The internet has become a great place for viral storytelling. Through the advent of horror short stories (otherwise known as “Creepypasta”) a new generation of people can scare others through short-form fiction and pass the metaphorical baton onto another to continue the story. This is why the “Slenderman,” created in 2009 from the Something Awful online forum, was able to resonate with so many people. The simplistic design, the inclusion of children into the narrative and convincing black-and-white photos allowed multiple forum members to get in on the act.
But what can happen when that act becomes so compelling and convincing that it can flip a switch in someone’s mind? Well, that’s what filmmaker Irene Taylor Brodsky is trying to find out with her documentary Beware the Slenderman which made its debut at SXSW earlier this year. The documentary follows the criminal investigation of Anissa Weier and Morgan Geyser, two twelve year old girls who brutally stabbed their friend 19 times and left her for dead in the forest.
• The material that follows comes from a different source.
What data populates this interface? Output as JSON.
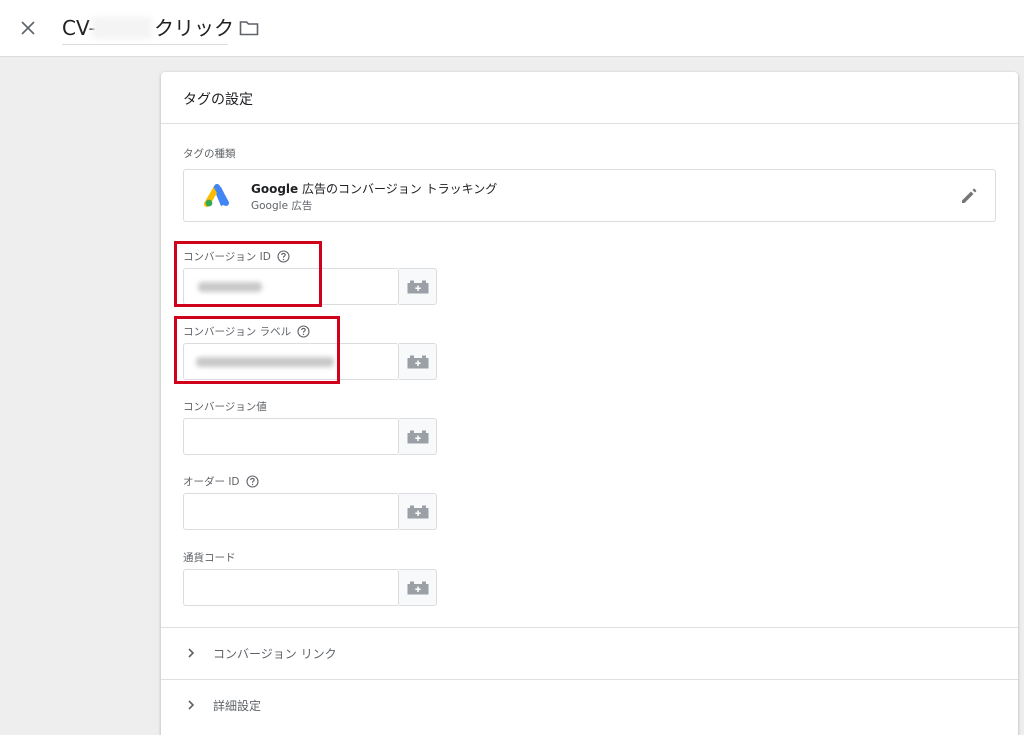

The victim managed to survive with Weier and Geyser being taken into custody, claiming they committed the act in order to appease the Slenderman.
The Slenderman may be a compelling fictional character to many internet-users with the character inspiring a successful video game franchise from Parsec Productions, served as inspiration for “The Enderman” in Minecraft, a movie called The Tall Man movie from Image Entertainment and the successful found-footage online series turned movie Marble Hornets. But in a new age of communication and storytelling that’s easily accessible to anyone of any age, it’s worth asking what effect this new media can have on impressionable people. Fiction is a powerful force and can resonate with people very differently, sometimes in dangerous ways.
Beware the Slenderman will debut on HBO in early 2017. The trial of Anissa Weier and Morgan Geyser is still ongoing.